To Screen Or Not To Screen, Is That Really the Question?
There is a lot of confusion in the minds of many people about whether they should be screened for cancers such as breast (if they're a women in their 40's) or prostate (if they're a guy in a regular risk group). The confusion is the result of the public debate between scientists and public health officials about large screeening programs using mamograms for breast cancer and the PSA (Prostate Specific Antigen) blood test for prostate cancer. You can't dispute the scientists facts. For example, a large Norwegian study of 40,000 women pegged the rate of overdiagnosis of invasive breast cancer at 15 - 25%. That means that as many as one in four women in the group that was being followed who were told that they had invasive breast cancer could have been treated unnecessarily with chemotherapy, radiotherapy and surgery for a disease that might not have killed them.

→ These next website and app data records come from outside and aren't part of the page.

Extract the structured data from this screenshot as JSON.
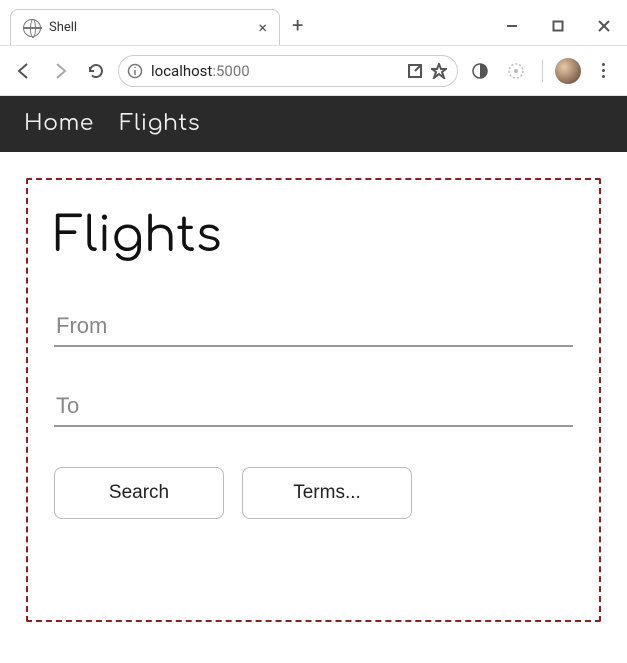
{
  "browser": {
    "tab_title": "Shell",
    "url_host": "localhost",
    "url_port": ":5000"
  },
  "nav": {
    "home": "Home",
    "flights": "Flights"
  },
  "page": {
    "title": "Flights",
    "from_placeholder": "From",
    "to_placeholder": "To",
    "search_label": "Search",
    "terms_label": "Terms..."
  }
}
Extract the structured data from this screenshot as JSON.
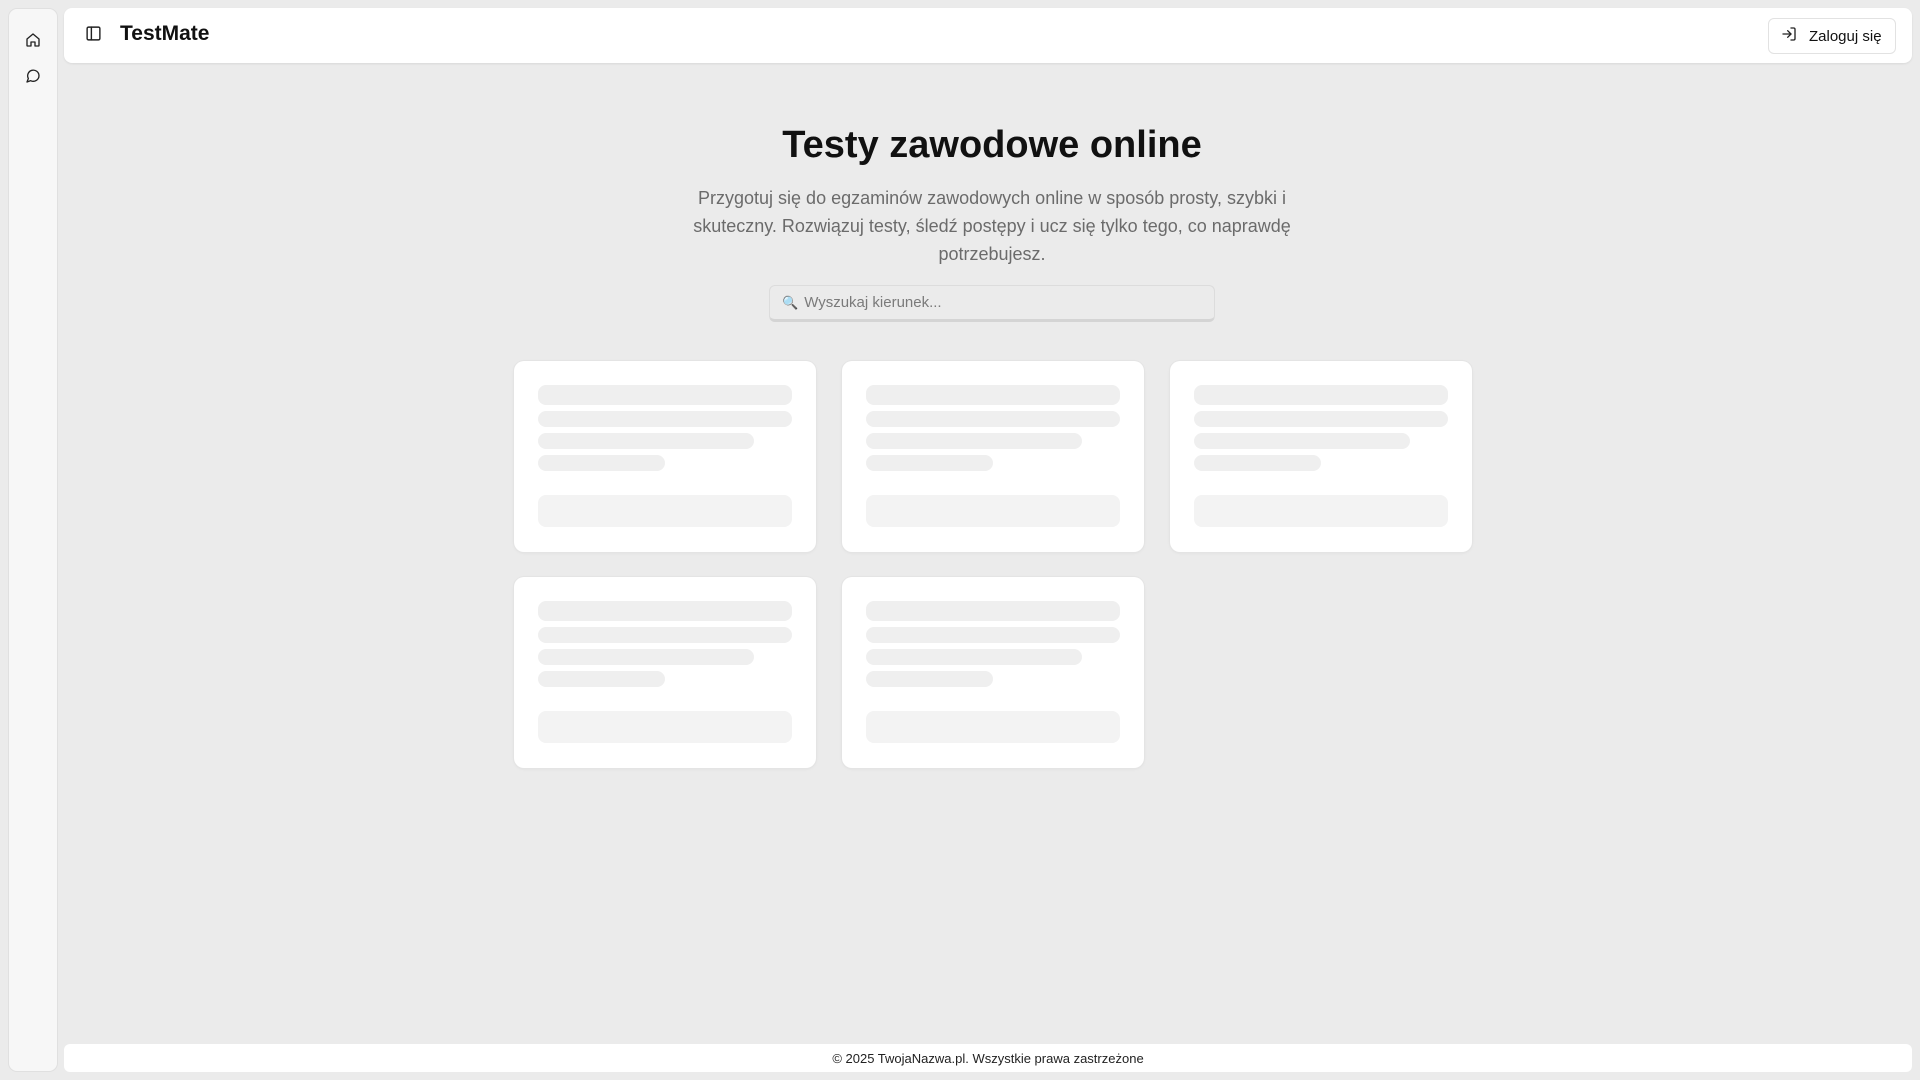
{
  "rail": {
    "items": [
      {
        "icon": "home-icon",
        "label": "Home"
      },
      {
        "icon": "chat-icon",
        "label": "Chat"
      }
    ]
  },
  "header": {
    "app_title": "TestMate",
    "login_label": "Zaloguj się"
  },
  "hero": {
    "title": "Testy zawodowe online",
    "subtitle": "Przygotuj się do egzaminów zawodowych online w sposób prosty, szybki i skuteczny. Rozwiązuj testy, śledź postępy i ucz się tylko tego, co naprawdę potrzebujesz."
  },
  "search": {
    "icon": "🔍",
    "placeholder": "Wyszukaj kierunek..."
  },
  "cards": {
    "state": "loading",
    "count": 5
  },
  "footer": {
    "text": "© 2025 TwojaNazwa.pl. Wszystkie prawa zastrzeżone"
  },
  "colors": {
    "background": "#ebebeb",
    "surface": "#ffffff",
    "skeleton": "#efefef",
    "muted_text": "#6b6b6b"
  }
}
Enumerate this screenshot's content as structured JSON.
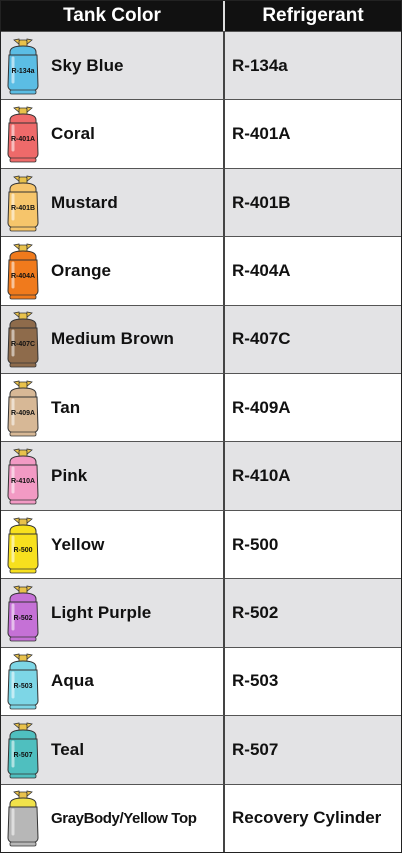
{
  "header": {
    "tank_color": "Tank Color",
    "refrigerant": "Refrigerant"
  },
  "rows": [
    {
      "color_name": "Sky Blue",
      "refrigerant": "R-134a",
      "tank_label": "R-134a",
      "body": "#5bbde4",
      "top": "#5bbde4",
      "valve": "#e9c24b"
    },
    {
      "color_name": "Coral",
      "refrigerant": "R-401A",
      "tank_label": "R-401A",
      "body": "#ee6a6a",
      "top": "#ee6a6a",
      "valve": "#e9c24b"
    },
    {
      "color_name": "Mustard",
      "refrigerant": "R-401B",
      "tank_label": "R-401B",
      "body": "#f6c56b",
      "top": "#f6c56b",
      "valve": "#e9c24b"
    },
    {
      "color_name": "Orange",
      "refrigerant": "R-404A",
      "tank_label": "R-404A",
      "body": "#f07a1c",
      "top": "#f07a1c",
      "valve": "#e9c24b"
    },
    {
      "color_name": "Medium Brown",
      "refrigerant": "R-407C",
      "tank_label": "R-407C",
      "body": "#8e6b4b",
      "top": "#8e6b4b",
      "valve": "#e9c24b"
    },
    {
      "color_name": "Tan",
      "refrigerant": "R-409A",
      "tank_label": "R-409A",
      "body": "#d7b896",
      "top": "#d7b896",
      "valve": "#e9c24b"
    },
    {
      "color_name": "Pink",
      "refrigerant": "R-410A",
      "tank_label": "R-410A",
      "body": "#f29ac4",
      "top": "#f29ac4",
      "valve": "#e9c24b"
    },
    {
      "color_name": "Yellow",
      "refrigerant": "R-500",
      "tank_label": "R-500",
      "body": "#f7e01e",
      "top": "#f7e01e",
      "valve": "#e9c24b"
    },
    {
      "color_name": "Light Purple",
      "refrigerant": "R-502",
      "tank_label": "R-502",
      "body": "#c571d6",
      "top": "#c571d6",
      "valve": "#e9c24b"
    },
    {
      "color_name": "Aqua",
      "refrigerant": "R-503",
      "tank_label": "R-503",
      "body": "#7dd6e6",
      "top": "#7dd6e6",
      "valve": "#e9c24b"
    },
    {
      "color_name": "Teal",
      "refrigerant": "R-507",
      "tank_label": "R-507",
      "body": "#4fbfbf",
      "top": "#4fbfbf",
      "valve": "#e9c24b"
    },
    {
      "color_name": "GrayBody/Yellow Top",
      "refrigerant": "Recovery Cylinder",
      "tank_label": "",
      "body": "#b7b7b7",
      "top": "#f1e24a",
      "valve": "#e9c24b"
    }
  ]
}
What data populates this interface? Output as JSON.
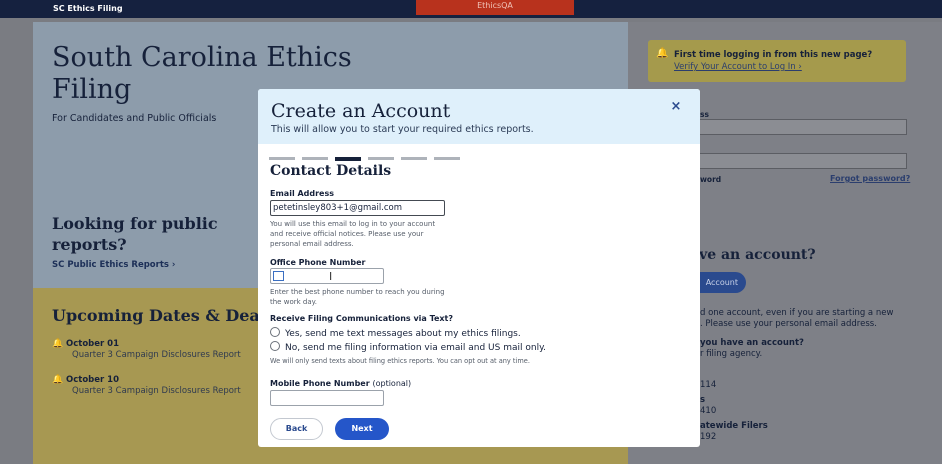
{
  "topbar": {
    "brand": "SC Ethics Filing",
    "environment": "EthicsQA"
  },
  "hero": {
    "title": "South Carolina Ethics Filing",
    "subtitle": "For Candidates and Public Officials",
    "looking_title": "Looking for public reports?",
    "public_link": "SC Public Ethics Reports ›"
  },
  "upcoming": {
    "title": "Upcoming Dates & Deadlines",
    "events": [
      {
        "date": "October 01",
        "desc": "Quarter 3 Campaign Disclosures Report"
      },
      {
        "date": "October 10",
        "desc": "Quarter 3 Campaign Disclosures Report"
      }
    ]
  },
  "right": {
    "notice_line1": "First time logging in from this new page?",
    "notice_line2": "Verify Your Account to Log In ›",
    "login_heading": "n",
    "email_label": "ss",
    "password_label": "word",
    "forgot": "Forgot password?",
    "have_account": "ave an account?",
    "create_btn": "Account",
    "note_line1": "d one account, even if you are starting a new",
    "note_line2": ". Please use your personal email address.",
    "q_heading": "you have an account?",
    "q_sub": "r filing agency.",
    "phone1": "114",
    "s_label": "s",
    "phone2": "410",
    "statewide": "atewide Filers",
    "phone3": "192"
  },
  "modal": {
    "title": "Create an Account",
    "subtitle": "This will allow you to start your required ethics reports.",
    "close_symbol": "×",
    "current_step": 3,
    "total_steps": 6,
    "section": "Contact Details",
    "email": {
      "label": "Email Address",
      "value": "petetinsley803+1@gmail.com",
      "hint": "You will use this email to log in to your account and receive official notices. Please use your personal email address."
    },
    "office_phone": {
      "label": "Office Phone Number",
      "value": "",
      "hint": "Enter the best phone number to reach you during the work day."
    },
    "texts": {
      "label": "Receive Filing Communications via Text?",
      "option_yes": "Yes, send me text messages about my ethics filings.",
      "option_no": "No, send me filing information via email and US mail only.",
      "note": "We will only send texts about filing ethics reports. You can opt out at any time."
    },
    "mobile_phone": {
      "label": "Mobile Phone Number",
      "optional": "(optional)",
      "value": ""
    },
    "back_label": "Back",
    "next_label": "Next"
  },
  "colors": {
    "primary": "#2556c9",
    "header_bg": "#dff0fb",
    "navy": "#15213f"
  }
}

We similarly know that approximately one in seven Canadian men will be diagnosed with prostate cancer but that only one in 28 will die from it. But for every case of overdiagnosis we know of specific examples where early screening was life saving and as guys we are worred when we see guys like Frank Zappa and Jack Layton die in the prime of their lives from a cancer that can be screened for. So what are we to take away from these confusing facts?
First and foremost, screening works and is important. However, what applies to large populations may not apply to you and this is where your doc comes in to the picture. Given your specific family history and background, you and your doc need to discuss what screening is best for your particular case and what to do with the results when they come back. It may be very reasonable for you to have a mamogram even though you're in your 40's and you are willing to go through a biopsy and perhaps the anxiety of waiting for confirmation of what comes back.
The key here is not to throw the proverbial baby out with the bathwater and to remember that the more we learn, the more we realize that medicine has to be individualized and that what applies to millions might not apply to a single patient you're seeing in your office. That's where some of the art of medicine comes in to play.